Excursions: Explore More of The Region


Many people visit Pisac, an Andean village, on Sundays. It is best known for it’s market that attracts many tourists with its local charm, fresh produce, and handicrafts. Another interesting area to visit is the citadel, an entrance to a once vital Inca road that led into the Urubamba Valley. The stonework of the citadel and its surrounding terraces are astonishing. Local buses depart from Cusco for a one hour ride to Pisac village. A hike or a taxi ride is required to visit the citadel.


Located on the lofty plains of Anta, Chinchero is a small Andean Indian village known for its vibrant Sunday market that is less touristy than other markets near Cusco. The village overlooks the Sacred Valley of the Incas and offers views of the Cordillera Vilcabamba and the Salkantay mountain. The locals live in buildings and homes constructed from mud brick and the village is scattered with stone walls agricultural terraces. The high elevation limits growth to mainly potatoes and grains. The village has a colonial church which dates back to the 17th century and its interior is decorated with floral and religious designs and paintings.


Ollantaytambo is a beautiful town at the end of the Sacred Valley of the Incas. This modern town shares the same streets and blocks of the original Inca town and is given a nickname as the “living Inca town”. It can be busy during peak tourism because the train to Machu Picchu passes through the city and makes multiple daily stops. It also serves as a good meeting point for trekking around the region.

Salineras de Maras and Moray

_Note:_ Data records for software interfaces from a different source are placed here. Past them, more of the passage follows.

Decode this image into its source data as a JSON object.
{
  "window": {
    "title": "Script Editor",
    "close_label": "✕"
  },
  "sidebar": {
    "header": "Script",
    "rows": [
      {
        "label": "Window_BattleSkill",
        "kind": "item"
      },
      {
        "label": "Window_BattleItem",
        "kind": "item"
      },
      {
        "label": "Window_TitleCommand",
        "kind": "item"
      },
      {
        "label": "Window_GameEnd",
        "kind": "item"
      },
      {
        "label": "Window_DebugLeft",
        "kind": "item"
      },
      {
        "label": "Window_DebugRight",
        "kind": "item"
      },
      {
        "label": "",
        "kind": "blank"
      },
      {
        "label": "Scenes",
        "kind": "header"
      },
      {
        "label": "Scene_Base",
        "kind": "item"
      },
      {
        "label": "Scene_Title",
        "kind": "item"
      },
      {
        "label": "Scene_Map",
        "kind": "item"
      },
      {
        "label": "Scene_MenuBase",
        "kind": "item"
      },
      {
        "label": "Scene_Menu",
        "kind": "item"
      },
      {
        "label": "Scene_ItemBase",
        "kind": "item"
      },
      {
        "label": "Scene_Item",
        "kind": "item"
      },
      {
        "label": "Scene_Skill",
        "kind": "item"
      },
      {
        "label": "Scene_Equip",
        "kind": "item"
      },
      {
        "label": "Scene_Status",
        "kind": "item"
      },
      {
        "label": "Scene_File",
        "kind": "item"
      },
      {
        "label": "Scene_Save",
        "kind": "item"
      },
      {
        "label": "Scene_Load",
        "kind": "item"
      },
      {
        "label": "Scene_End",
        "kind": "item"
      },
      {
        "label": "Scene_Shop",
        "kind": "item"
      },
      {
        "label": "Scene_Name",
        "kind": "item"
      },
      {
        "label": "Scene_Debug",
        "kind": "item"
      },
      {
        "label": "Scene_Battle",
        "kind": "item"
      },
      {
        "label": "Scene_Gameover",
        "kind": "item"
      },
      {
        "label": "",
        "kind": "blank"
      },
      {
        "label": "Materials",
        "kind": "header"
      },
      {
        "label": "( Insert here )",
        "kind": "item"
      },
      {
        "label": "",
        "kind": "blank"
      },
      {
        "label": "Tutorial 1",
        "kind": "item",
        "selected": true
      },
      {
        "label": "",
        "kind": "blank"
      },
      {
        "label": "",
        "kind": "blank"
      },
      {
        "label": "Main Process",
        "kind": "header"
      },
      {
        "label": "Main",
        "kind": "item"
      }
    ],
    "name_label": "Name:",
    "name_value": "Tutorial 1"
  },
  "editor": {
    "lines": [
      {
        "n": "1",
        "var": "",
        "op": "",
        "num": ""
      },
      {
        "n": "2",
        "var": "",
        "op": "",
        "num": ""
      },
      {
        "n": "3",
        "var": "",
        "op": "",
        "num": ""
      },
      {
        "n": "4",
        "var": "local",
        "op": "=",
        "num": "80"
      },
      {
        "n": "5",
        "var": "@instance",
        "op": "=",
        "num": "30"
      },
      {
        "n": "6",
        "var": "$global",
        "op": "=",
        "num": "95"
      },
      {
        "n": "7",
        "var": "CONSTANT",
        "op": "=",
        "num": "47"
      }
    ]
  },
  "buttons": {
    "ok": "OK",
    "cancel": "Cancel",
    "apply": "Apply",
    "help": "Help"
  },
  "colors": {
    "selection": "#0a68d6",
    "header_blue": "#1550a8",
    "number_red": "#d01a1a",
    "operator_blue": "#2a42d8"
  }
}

Maras is a traditional small town that does not receive many tourists. The more popular area to visit is the Salineras de Maras. These are large deposits of salt left behind in hundreds of pools after water from the mountainside that flowed down to fill them has evaporated. Many families from Maras own these pools and collect and sell the salt. Moray is an Inca site where several agricultural terraces were used to grow crops that required slightly varying temperatures and water conditions. Each terrace differed in altitude to provide optimal growing conditions. There is no public transportation to these areas so it is not easily accessible. However, joining a tour, renting a car or taking a taxi is recommended.

Sports: Go Out and Be Active

Horseback riding

Take in the sites of Cusco and the Inca trail by horseback. Experience the spectacular scenery of snow capped mountains, archaeological ruins, agriculture terraces and old Inca villages. Riding tours range from two hours to half-day or even full day excursions. All of the tours accept riders of all skill levels, from beginner to advanced.


Peru is becoming well known for its whitewater rafting adventures. The Andean range near Cusco offers exceptional rafting on the Urubamba River. Make your way through valleys and jungles on a snaking watery rapid. Many tour operators offer day trips and multi-day trips that include lunch, transport, safety equipment, and camping gear. All of the tours accept rafters of all skill levels, but it is a requirement that participants must know how to swim.